Unsurprisingly, the CBD’s apparent support for the 50% proposal was picked up in the traditional media and in the Twittersphere. The Guardian wrote an article based on the talk in Cambridge (although showing admirable restraint by not using the HE+SHE=WE equation!), and Nature Needs Half sent out a gleeful celebratory tweet.
Credit: Nature Needs Half on Twitter

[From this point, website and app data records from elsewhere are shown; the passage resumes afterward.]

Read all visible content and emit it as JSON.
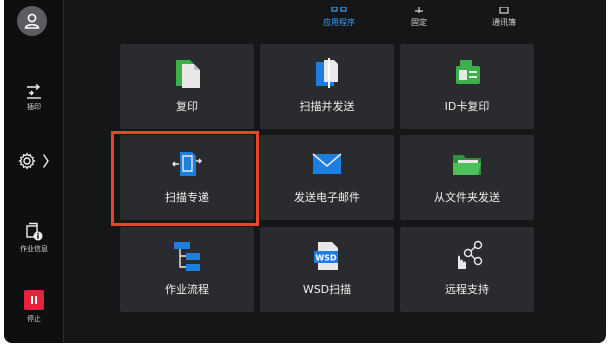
{
  "sidebar": {
    "user_icon": "user-icon",
    "interrupt_label": "插印",
    "settings_icon": "gear-icon",
    "job_info_label": "作业信息",
    "stop_label": "停止"
  },
  "top_tabs": [
    {
      "label": "应用程序",
      "active": true
    },
    {
      "label": "固定",
      "active": false
    },
    {
      "label": "通讯簿",
      "active": false
    }
  ],
  "tiles": [
    {
      "label": "复印",
      "icon": "copy-icon"
    },
    {
      "label": "扫描并发送",
      "icon": "scan-send-icon"
    },
    {
      "label": "ID卡复印",
      "icon": "id-card-copy-icon"
    },
    {
      "label": "扫描专递",
      "icon": "scan-express-icon",
      "highlighted": true
    },
    {
      "label": "发送电子邮件",
      "icon": "email-icon"
    },
    {
      "label": "从文件夹发送",
      "icon": "folder-icon"
    },
    {
      "label": "作业流程",
      "icon": "workflow-icon"
    },
    {
      "label": "WSD扫描",
      "icon": "wsd-scan-icon"
    },
    {
      "label": "远程支持",
      "icon": "remote-support-icon"
    }
  ],
  "colors": {
    "accent_blue": "#3aa0ff",
    "highlight": "#e8452c",
    "stop_red": "#e8213c"
  }
}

What can we learn from all this? For me the main lesson is ‘beware the power of the simple idea’. Jonathan Baillie, of National Geographic, speaking at the ZSL event, emphasised the importance of having a ‘simple common message’ to gain attention and bring about change. But this is no use to conservation if the idea is a bad one! Half Earth is the type example. It is certainly a simple message, and seems to be gaining momentum like an internet meme, foreclosing alternative debates, and convincing sensible people who don’t actually agree with it, like Cristiana Pasca-Palmer, to give it implicit endorsement. As it draws more and more attention, it seems more and more credible – and has even gained the support of populist politicians like Boris Johnson, who spoke with great enthusiasm about it in his speech at a recent reception on Illegal Wildlife Trade in London (see below). Thank goodness he is no longer the UK Foreign Secretary and able to push for it from the heart of government!
Conservation certainly needs to find ways to be relevant and to gain traction with large audiences and powerful people. However, this must not be achieved by creating simplistic, soundbite ideas that do more harm than good.
Credit: UK Foreign Office on Twitter